§ Records drawn from a dataset
Content starts
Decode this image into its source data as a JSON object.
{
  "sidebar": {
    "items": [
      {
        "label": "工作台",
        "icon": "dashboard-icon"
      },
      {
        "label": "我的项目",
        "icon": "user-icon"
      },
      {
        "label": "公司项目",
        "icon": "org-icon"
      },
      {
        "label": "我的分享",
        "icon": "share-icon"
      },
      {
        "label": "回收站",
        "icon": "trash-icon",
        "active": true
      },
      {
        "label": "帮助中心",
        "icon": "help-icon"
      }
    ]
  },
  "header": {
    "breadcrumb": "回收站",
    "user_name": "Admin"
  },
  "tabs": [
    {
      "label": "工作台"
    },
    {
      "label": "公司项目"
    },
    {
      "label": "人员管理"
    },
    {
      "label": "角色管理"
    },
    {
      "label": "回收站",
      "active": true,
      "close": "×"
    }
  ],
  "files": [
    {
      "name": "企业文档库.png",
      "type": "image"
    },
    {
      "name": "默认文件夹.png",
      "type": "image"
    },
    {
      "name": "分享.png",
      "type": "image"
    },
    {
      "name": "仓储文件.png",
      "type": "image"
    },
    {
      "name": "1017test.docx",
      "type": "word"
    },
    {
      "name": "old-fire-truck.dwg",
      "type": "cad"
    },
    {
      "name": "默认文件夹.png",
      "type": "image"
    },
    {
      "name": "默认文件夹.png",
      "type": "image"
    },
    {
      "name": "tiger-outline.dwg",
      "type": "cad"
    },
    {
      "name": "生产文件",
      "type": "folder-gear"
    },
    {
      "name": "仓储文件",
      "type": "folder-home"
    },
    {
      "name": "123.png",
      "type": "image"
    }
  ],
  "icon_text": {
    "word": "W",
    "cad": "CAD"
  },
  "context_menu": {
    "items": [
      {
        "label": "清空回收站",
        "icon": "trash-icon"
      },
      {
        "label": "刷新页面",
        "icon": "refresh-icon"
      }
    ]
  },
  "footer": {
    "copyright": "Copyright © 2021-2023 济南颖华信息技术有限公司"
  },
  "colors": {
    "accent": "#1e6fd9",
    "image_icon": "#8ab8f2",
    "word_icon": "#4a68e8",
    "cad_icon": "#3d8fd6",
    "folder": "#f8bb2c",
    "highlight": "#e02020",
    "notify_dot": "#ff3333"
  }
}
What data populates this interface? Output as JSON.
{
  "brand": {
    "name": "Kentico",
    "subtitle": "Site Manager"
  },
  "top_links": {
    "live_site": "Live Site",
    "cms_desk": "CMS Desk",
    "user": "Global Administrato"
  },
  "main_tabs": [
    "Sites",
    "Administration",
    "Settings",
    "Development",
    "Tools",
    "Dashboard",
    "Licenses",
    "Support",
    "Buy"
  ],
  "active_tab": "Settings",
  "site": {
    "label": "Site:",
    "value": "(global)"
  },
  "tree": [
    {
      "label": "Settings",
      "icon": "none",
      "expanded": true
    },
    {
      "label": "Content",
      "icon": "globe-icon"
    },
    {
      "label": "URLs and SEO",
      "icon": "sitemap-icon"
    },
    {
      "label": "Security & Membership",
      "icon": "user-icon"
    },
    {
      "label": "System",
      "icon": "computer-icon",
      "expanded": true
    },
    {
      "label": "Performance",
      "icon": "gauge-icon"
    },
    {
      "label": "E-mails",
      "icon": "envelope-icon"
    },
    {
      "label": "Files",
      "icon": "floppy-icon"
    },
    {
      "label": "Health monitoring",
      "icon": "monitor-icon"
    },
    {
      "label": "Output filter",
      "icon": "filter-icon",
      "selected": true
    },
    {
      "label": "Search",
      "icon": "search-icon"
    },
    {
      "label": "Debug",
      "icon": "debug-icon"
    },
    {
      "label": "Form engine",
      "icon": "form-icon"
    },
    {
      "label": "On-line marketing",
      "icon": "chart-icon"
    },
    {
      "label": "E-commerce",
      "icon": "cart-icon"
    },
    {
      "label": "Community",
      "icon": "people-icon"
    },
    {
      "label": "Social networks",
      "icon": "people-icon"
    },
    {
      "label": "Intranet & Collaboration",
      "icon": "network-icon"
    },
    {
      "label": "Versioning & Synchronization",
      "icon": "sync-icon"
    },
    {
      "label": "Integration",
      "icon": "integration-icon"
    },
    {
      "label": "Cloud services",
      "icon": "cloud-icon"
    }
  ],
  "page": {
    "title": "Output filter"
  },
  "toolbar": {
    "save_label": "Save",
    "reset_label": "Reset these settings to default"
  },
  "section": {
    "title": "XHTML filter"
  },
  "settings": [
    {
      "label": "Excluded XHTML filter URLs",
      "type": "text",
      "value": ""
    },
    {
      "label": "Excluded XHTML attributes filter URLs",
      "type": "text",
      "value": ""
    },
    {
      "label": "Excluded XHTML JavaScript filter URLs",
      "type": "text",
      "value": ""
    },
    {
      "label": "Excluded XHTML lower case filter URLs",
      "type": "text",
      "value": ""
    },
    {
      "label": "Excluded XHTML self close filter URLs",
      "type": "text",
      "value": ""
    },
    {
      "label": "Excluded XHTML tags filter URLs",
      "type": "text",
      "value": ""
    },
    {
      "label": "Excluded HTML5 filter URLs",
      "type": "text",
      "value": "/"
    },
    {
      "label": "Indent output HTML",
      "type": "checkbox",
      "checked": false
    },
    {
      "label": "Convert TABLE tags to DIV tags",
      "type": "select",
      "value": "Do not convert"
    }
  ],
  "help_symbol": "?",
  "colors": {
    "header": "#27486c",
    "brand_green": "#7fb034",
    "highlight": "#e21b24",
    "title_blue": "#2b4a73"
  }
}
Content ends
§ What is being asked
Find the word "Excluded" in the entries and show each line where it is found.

§ Output of the task
      "label": "Excluded XHTML filter URLs",
      "label": "Excluded XHTML attributes filter URLs",
      "label": "Excluded XHTML JavaScript filter URLs",
      "label": "Excluded XHTML lower case filter URLs",
      "label": "Excluded XHTML self close filter URLs",
      "label": "Excluded XHTML tags filter URLs",
      "label": "Excluded HTML5 filter URLs",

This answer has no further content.